Perhaps it was my Shingrix-addled brain—but we all know that’s an excuse—I decided to watch Creature (1985) and Attack of the Giant Leeches (timeless) over the past couple of days. The former was a decision made when not having the energy to read, I could still search Amazon Prime for “free to me.” I was all set to start Attack of the Giant Leeches when I scrolled over Creature only to learn it would be free for only eight hours more. I recalled, somewhere in the haze, that a movie called Creature was on my watch list, and since time was running out, I clicked play. Clearly a knock-off of Alien, with even a Sigourney Weaver stand-in, it was one of the most badly written films I’d seen in a long time. I was surprised to learn it’d had a theatrical release.
A crew stranded on Titan, one of Saturn’s moons, finds a creature—one that looks like a down market version of Ridley Scott’s nightmare—that feeds on unsuspecting astronauts. Still, the surprises kept coming. The impossibly pretty women and rugged men of the crew seemed unlikely. And was that Klaus Kinski trying a move on the security officer that he wouldn’t have survived if he’d tried it on Sigourney? And how was it even possible that this was nominated for the Best Horror Film of 1985 at the Saturn Awards? Okay, granted 1985 wasn’t a banner year for horror, but Creature really doesn’t seem to hit the bill for “best of” category—but it was over 25 years after a classic.

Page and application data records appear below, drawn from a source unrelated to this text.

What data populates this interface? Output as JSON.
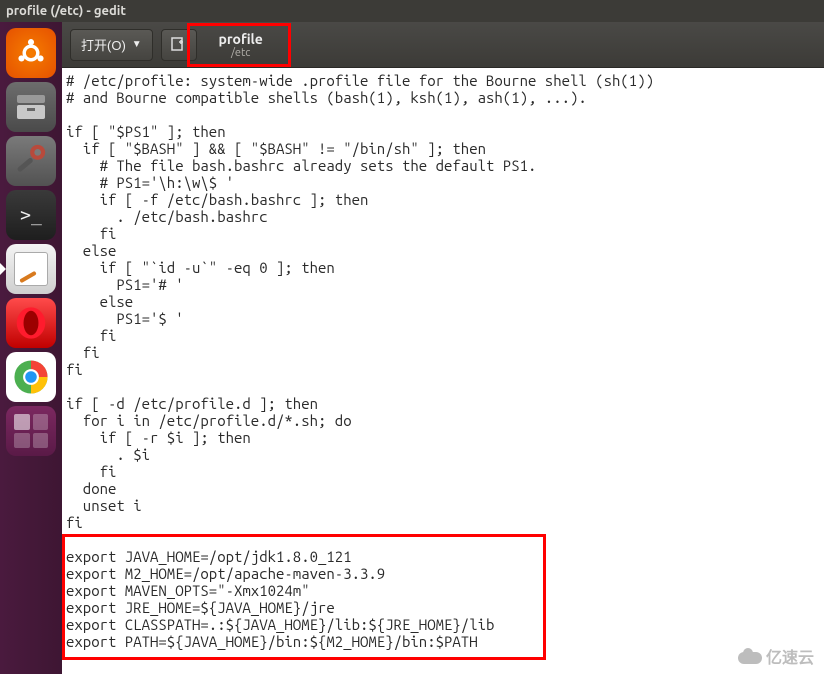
{
  "window": {
    "title": "profile (/etc) - gedit"
  },
  "toolbar": {
    "open_label": "打开(O)",
    "document_name": "profile",
    "document_path": "/etc"
  },
  "launcher": {
    "items": [
      {
        "name": "ubuntu-dash"
      },
      {
        "name": "files"
      },
      {
        "name": "system-settings"
      },
      {
        "name": "terminal"
      },
      {
        "name": "text-editor"
      },
      {
        "name": "opera"
      },
      {
        "name": "chrome"
      },
      {
        "name": "workspace-switcher"
      }
    ]
  },
  "code": {
    "lines": [
      "# /etc/profile: system-wide .profile file for the Bourne shell (sh(1))",
      "# and Bourne compatible shells (bash(1), ksh(1), ash(1), ...).",
      "",
      "if [ \"$PS1\" ]; then",
      "  if [ \"$BASH\" ] && [ \"$BASH\" != \"/bin/sh\" ]; then",
      "    # The file bash.bashrc already sets the default PS1.",
      "    # PS1='\\h:\\w\\$ '",
      "    if [ -f /etc/bash.bashrc ]; then",
      "      . /etc/bash.bashrc",
      "    fi",
      "  else",
      "    if [ \"`id -u`\" -eq 0 ]; then",
      "      PS1='# '",
      "    else",
      "      PS1='$ '",
      "    fi",
      "  fi",
      "fi",
      "",
      "if [ -d /etc/profile.d ]; then",
      "  for i in /etc/profile.d/*.sh; do",
      "    if [ -r $i ]; then",
      "      . $i",
      "    fi",
      "  done",
      "  unset i",
      "fi",
      "",
      "export JAVA_HOME=/opt/jdk1.8.0_121",
      "export M2_HOME=/opt/apache-maven-3.3.9",
      "export MAVEN_OPTS=\"-Xmx1024m\"",
      "export JRE_HOME=${JAVA_HOME}/jre",
      "export CLASSPATH=.:${JAVA_HOME}/lib:${JRE_HOME}/lib",
      "export PATH=${JAVA_HOME}/bin:${M2_HOME}/bin:$PATH"
    ]
  },
  "watermark": {
    "text": "亿速云"
  }
}
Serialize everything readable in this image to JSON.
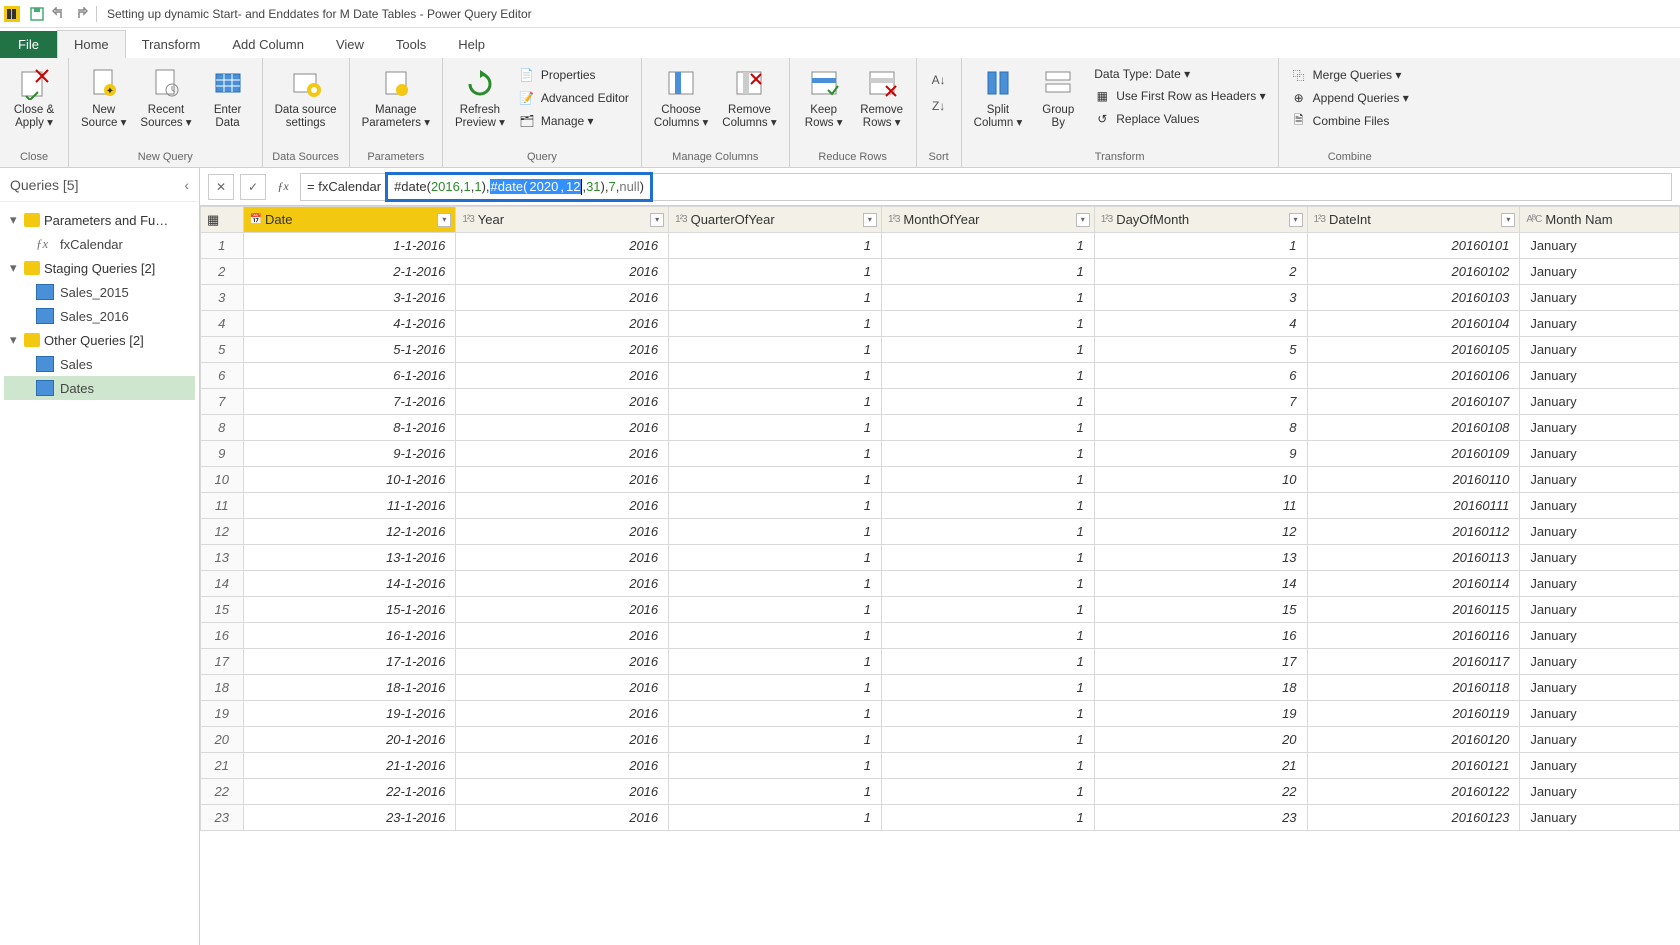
{
  "title": "Setting up dynamic Start- and Enddates for M Date Tables - Power Query Editor",
  "tabs": {
    "file": "File",
    "home": "Home",
    "transform": "Transform",
    "addcol": "Add Column",
    "view": "View",
    "tools": "Tools",
    "help": "Help"
  },
  "ribbon": {
    "close": {
      "closeApply": "Close &\nApply ▾",
      "group": "Close"
    },
    "newq": {
      "newSource": "New\nSource ▾",
      "recent": "Recent\nSources ▾",
      "enter": "Enter\nData",
      "group": "New Query"
    },
    "ds": {
      "settings": "Data source\nsettings",
      "group": "Data Sources"
    },
    "params": {
      "manage": "Manage\nParameters ▾",
      "group": "Parameters"
    },
    "query": {
      "refresh": "Refresh\nPreview ▾",
      "props": "Properties",
      "adv": "Advanced Editor",
      "manage": "Manage ▾",
      "group": "Query"
    },
    "cols": {
      "choose": "Choose\nColumns ▾",
      "remove": "Remove\nColumns ▾",
      "group": "Manage Columns"
    },
    "rows": {
      "keep": "Keep\nRows ▾",
      "remove": "Remove\nRows ▾",
      "group": "Reduce Rows"
    },
    "sort": {
      "group": "Sort"
    },
    "trans": {
      "split": "Split\nColumn ▾",
      "group_by": "Group\nBy",
      "dtype": "Data Type: Date ▾",
      "first": "Use First Row as Headers ▾",
      "replace": "Replace Values",
      "group": "Transform"
    },
    "combine": {
      "merge": "Merge Queries ▾",
      "append": "Append Queries ▾",
      "files": "Combine Files",
      "group": "Combine"
    }
  },
  "sidebar": {
    "title": "Queries [5]",
    "g1": "Parameters and Fu…",
    "i1": "fxCalendar",
    "g2": "Staging Queries [2]",
    "i2": "Sales_2015",
    "i3": "Sales_2016",
    "g3": "Other Queries [2]",
    "i4": "Sales",
    "i5": "Dates"
  },
  "formula": {
    "prefix": "= fxCalendar",
    "p1": "#date( ",
    "n1": "2016",
    "c1": ", ",
    "n2": "1",
    "c2": ", ",
    "n3": "1",
    "p2": "), ",
    "p3": "#date( ",
    "n4": "2020",
    "c3": ", ",
    "n5": "12",
    "c4": ", ",
    "n6": "31",
    "p4": "), ",
    "n7": "7",
    "c5": ", ",
    "nul": "null",
    "p5": ")"
  },
  "columns": {
    "date": "Date",
    "year": "Year",
    "quarter": "QuarterOfYear",
    "month": "MonthOfYear",
    "day": "DayOfMonth",
    "dateint": "DateInt",
    "mname": "Month Nam"
  },
  "rows": [
    {
      "n": 1,
      "date": "1-1-2016",
      "year": 2016,
      "q": 1,
      "m": 1,
      "d": 1,
      "di": 20160101,
      "mn": "January"
    },
    {
      "n": 2,
      "date": "2-1-2016",
      "year": 2016,
      "q": 1,
      "m": 1,
      "d": 2,
      "di": 20160102,
      "mn": "January"
    },
    {
      "n": 3,
      "date": "3-1-2016",
      "year": 2016,
      "q": 1,
      "m": 1,
      "d": 3,
      "di": 20160103,
      "mn": "January"
    },
    {
      "n": 4,
      "date": "4-1-2016",
      "year": 2016,
      "q": 1,
      "m": 1,
      "d": 4,
      "di": 20160104,
      "mn": "January"
    },
    {
      "n": 5,
      "date": "5-1-2016",
      "year": 2016,
      "q": 1,
      "m": 1,
      "d": 5,
      "di": 20160105,
      "mn": "January"
    },
    {
      "n": 6,
      "date": "6-1-2016",
      "year": 2016,
      "q": 1,
      "m": 1,
      "d": 6,
      "di": 20160106,
      "mn": "January"
    },
    {
      "n": 7,
      "date": "7-1-2016",
      "year": 2016,
      "q": 1,
      "m": 1,
      "d": 7,
      "di": 20160107,
      "mn": "January"
    },
    {
      "n": 8,
      "date": "8-1-2016",
      "year": 2016,
      "q": 1,
      "m": 1,
      "d": 8,
      "di": 20160108,
      "mn": "January"
    },
    {
      "n": 9,
      "date": "9-1-2016",
      "year": 2016,
      "q": 1,
      "m": 1,
      "d": 9,
      "di": 20160109,
      "mn": "January"
    },
    {
      "n": 10,
      "date": "10-1-2016",
      "year": 2016,
      "q": 1,
      "m": 1,
      "d": 10,
      "di": 20160110,
      "mn": "January"
    },
    {
      "n": 11,
      "date": "11-1-2016",
      "year": 2016,
      "q": 1,
      "m": 1,
      "d": 11,
      "di": 20160111,
      "mn": "January"
    },
    {
      "n": 12,
      "date": "12-1-2016",
      "year": 2016,
      "q": 1,
      "m": 1,
      "d": 12,
      "di": 20160112,
      "mn": "January"
    },
    {
      "n": 13,
      "date": "13-1-2016",
      "year": 2016,
      "q": 1,
      "m": 1,
      "d": 13,
      "di": 20160113,
      "mn": "January"
    },
    {
      "n": 14,
      "date": "14-1-2016",
      "year": 2016,
      "q": 1,
      "m": 1,
      "d": 14,
      "di": 20160114,
      "mn": "January"
    },
    {
      "n": 15,
      "date": "15-1-2016",
      "year": 2016,
      "q": 1,
      "m": 1,
      "d": 15,
      "di": 20160115,
      "mn": "January"
    },
    {
      "n": 16,
      "date": "16-1-2016",
      "year": 2016,
      "q": 1,
      "m": 1,
      "d": 16,
      "di": 20160116,
      "mn": "January"
    },
    {
      "n": 17,
      "date": "17-1-2016",
      "year": 2016,
      "q": 1,
      "m": 1,
      "d": 17,
      "di": 20160117,
      "mn": "January"
    },
    {
      "n": 18,
      "date": "18-1-2016",
      "year": 2016,
      "q": 1,
      "m": 1,
      "d": 18,
      "di": 20160118,
      "mn": "January"
    },
    {
      "n": 19,
      "date": "19-1-2016",
      "year": 2016,
      "q": 1,
      "m": 1,
      "d": 19,
      "di": 20160119,
      "mn": "January"
    },
    {
      "n": 20,
      "date": "20-1-2016",
      "year": 2016,
      "q": 1,
      "m": 1,
      "d": 20,
      "di": 20160120,
      "mn": "January"
    },
    {
      "n": 21,
      "date": "21-1-2016",
      "year": 2016,
      "q": 1,
      "m": 1,
      "d": 21,
      "di": 20160121,
      "mn": "January"
    },
    {
      "n": 22,
      "date": "22-1-2016",
      "year": 2016,
      "q": 1,
      "m": 1,
      "d": 22,
      "di": 20160122,
      "mn": "January"
    },
    {
      "n": 23,
      "date": "23-1-2016",
      "year": 2016,
      "q": 1,
      "m": 1,
      "d": 23,
      "di": 20160123,
      "mn": "January"
    }
  ]
}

Attack of the Giant Leeches is obviously the lesser of the two movies, but it falls into the category of “so bad it’s good.” The leeches are clearly people in rubber suits, and the caricatures of the hooch-swillin’ swamp-dwellin’ lazy ole homeboys is just too good to pass up. And the fact that it’s just over an hour long is a bonus when you’re having trouble keeping your eyes open. Those black-and-white sci-fi horror films of the fifties sure take me back to more innocent times (not the fifties, and the film isn’t all that innocent). Given that both movies were free on Prime, and given that my head was fuzzy from my vaccine, I counted this as a worthwhile effort at staying awake. We seem to have come to a more sophisticated era, in many regards. Such films can’t compete with their modern-day counterparts and even streaming companies are producing their own these days. There’s something to those older films, however, and maybe it’s helped along by a shot in the arm.